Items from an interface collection
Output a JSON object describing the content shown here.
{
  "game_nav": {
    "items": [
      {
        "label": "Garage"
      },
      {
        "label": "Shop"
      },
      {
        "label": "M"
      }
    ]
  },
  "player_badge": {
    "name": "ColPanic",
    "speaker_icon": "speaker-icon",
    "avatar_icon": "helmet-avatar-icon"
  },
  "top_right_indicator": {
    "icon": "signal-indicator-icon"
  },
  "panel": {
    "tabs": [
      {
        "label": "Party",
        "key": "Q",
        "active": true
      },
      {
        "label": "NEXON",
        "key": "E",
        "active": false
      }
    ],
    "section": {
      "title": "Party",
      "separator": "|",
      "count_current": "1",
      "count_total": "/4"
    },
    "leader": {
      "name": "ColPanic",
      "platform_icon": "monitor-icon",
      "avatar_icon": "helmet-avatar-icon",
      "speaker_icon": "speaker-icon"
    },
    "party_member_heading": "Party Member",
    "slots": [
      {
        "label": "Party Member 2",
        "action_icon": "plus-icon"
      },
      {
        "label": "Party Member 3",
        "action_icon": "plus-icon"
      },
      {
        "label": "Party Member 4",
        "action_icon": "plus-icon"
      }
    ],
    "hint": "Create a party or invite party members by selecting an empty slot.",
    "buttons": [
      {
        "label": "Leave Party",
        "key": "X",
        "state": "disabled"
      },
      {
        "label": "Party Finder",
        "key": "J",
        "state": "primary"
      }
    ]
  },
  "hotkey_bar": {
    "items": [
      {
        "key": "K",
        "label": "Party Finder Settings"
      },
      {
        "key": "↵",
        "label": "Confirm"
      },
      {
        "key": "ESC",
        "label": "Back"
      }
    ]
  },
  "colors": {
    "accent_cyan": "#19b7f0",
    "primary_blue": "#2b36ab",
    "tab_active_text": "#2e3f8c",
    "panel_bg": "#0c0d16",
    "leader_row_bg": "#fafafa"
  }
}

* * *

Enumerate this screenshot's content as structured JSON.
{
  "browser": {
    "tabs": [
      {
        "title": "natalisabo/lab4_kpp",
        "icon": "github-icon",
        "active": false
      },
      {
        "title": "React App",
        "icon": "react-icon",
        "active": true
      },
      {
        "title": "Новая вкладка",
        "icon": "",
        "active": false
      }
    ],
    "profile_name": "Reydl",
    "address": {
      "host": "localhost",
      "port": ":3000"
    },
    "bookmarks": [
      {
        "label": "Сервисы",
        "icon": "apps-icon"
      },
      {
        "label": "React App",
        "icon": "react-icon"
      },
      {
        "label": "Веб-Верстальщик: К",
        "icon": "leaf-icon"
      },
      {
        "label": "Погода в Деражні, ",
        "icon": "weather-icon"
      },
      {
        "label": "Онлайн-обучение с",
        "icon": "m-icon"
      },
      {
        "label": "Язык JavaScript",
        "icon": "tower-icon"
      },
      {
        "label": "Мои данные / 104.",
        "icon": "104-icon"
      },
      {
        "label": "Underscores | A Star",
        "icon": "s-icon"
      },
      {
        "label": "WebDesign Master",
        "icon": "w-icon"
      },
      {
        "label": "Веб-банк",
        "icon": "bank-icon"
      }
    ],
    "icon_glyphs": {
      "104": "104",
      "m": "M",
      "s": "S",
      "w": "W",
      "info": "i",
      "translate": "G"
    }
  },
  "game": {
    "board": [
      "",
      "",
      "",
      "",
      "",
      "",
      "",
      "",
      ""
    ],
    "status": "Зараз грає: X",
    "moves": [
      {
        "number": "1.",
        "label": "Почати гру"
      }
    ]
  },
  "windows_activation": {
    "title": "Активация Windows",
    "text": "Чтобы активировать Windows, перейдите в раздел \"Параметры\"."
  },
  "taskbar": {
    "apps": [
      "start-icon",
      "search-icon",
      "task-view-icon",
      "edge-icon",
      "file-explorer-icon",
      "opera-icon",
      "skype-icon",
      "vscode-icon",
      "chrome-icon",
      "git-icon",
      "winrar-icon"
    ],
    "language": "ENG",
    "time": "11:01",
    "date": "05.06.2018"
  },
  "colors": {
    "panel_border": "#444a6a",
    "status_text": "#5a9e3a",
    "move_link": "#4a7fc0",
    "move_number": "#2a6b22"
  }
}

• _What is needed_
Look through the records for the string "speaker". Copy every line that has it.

• _Task response_
    "speaker_icon": "speaker-icon",
      "speaker_icon": "speaker-icon"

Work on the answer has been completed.